Senate panel backs nominee questioned on her religion

WASHINGTON -- A Senate panel narrowly backed one of President Donald Trump's judicial nominees who was pressed by Democrats on whether her Roman Catholic faith would influence her legal judgment.

The questioning of Amy Coney Barrett at her confirmation hearing angered religious leaders, with the U.S. Conference of Catholic Bishops saying the challenge to the Notre Dame professor was a painful reminder of a time when "anti-Catholic bigotry did distort our laws and civil order."

On Thursday, the Judiciary Committee voted 11-9 to recommend her nomination to the full Senate. If confirmed, she would serve on the U.S. Court of Appeals for the 7th Circuit.

Democrats defended their questioning of Barrett before casting their votes.

California Sen. Dianne Feinstein, the panel's top Democrat, said Barrett had no experience as a judge and worked on only one trial before becoming a professor. Feinstein said lawmakers had to focus on her writings, and, "I think that has been exaggerated out of any reality."

Feinstein rejected any suggestion that she was biased against Catholics, saying she was a product of Catholic schools and had spent more time in a church than she has in a synagogue. She then recounted that some 60 groups wrote her in opposition to Barrett's confirmation. She said their main concern was whether Barrett would follow the law if she were to become a judge.

During the confirmation hearing, Feinstein had told Barrett that dogma and law are two different things and she was concerned "that the dogma lives loudly within you."

The U.S. Conference of Catholic Bishops said the challenge to Barrett was a painful reminder of a time when "anti-Catholic bigotry did distort our laws and civil order."

Sen. Chuck Grassley, R-Iowa, the committee chairman, called Barrett eminently qualified and an exceptionally bright nominee who has received praise and support across the legal profession. He maintained that Democratic lawmakers were in the wrong in their questioning.

"Their questions strongly implied that she's too Catholic for their taste," Grassley said. "... I mention this because I fear the committee is heading down a dangerous road if we continue to ask nominees questions like this."

A key focus of the hearing was a 1998 law review article titled "Catholic Judges in Capital Cases." In the article, Barrett and John H. Garvey said Catholic judges are obliged to adhere to their church's teaching on moral matters and the legal system has a solution for this dilemma by allowing judges to recuse themselves when beliefs keep them from doing their job.

But critics said judges don't get to pick and choose which issues come before them, and it's incumbent upon judges to follow legal precedent.

Sen. Dick Durbin, D-Ill., who said he was Catholic, also was criticized for asking Barrett during her confirmation hearing if she considered herself an orthodox Catholic.

"Let me say at the outset, it was the nominee herself, in her 47-page law review article, who raised this issue of whether the teachings of the Catholic Church should have any impact on the discharge of judicial duties of a Catholic judge," Durbin said.

Lawmakers from both parties had questioned Barrett about her religious faith.
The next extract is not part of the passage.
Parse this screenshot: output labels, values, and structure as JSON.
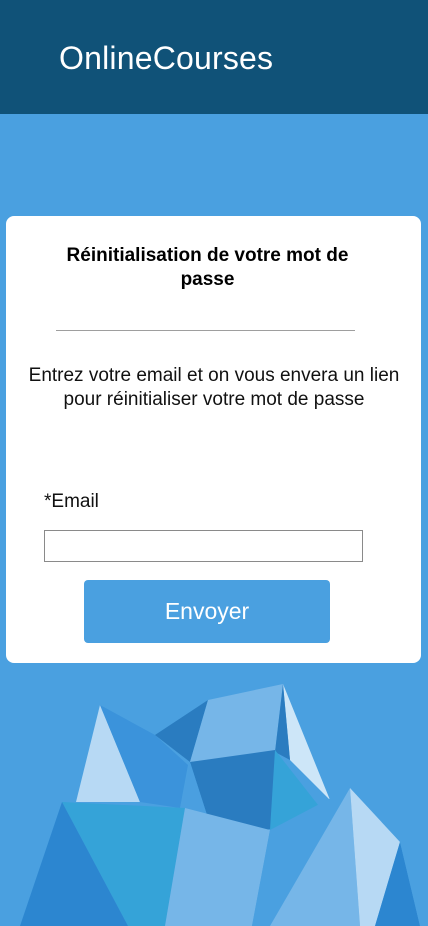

Durbin pointed out that Grassley had asked Barrett when it was proper for a judge to put religious views above applying the law. He said he didn't believe Grassley would apply a religious test in evaluating a nominee. Still, Grassley felt it was important to ask the nominee to clearly state her position on the convergence of her faith, her conscience and her duties as a federal judge.

The committee also voted on a party-line basis to forward the nominations of Joan Louise Larsen of Michigan to serve on the U.S. Court of Appeals for the 6th District and of Eric Dreiband to serve as assistant attorney general in charge of the Civil Rights Division at the Department of Justice.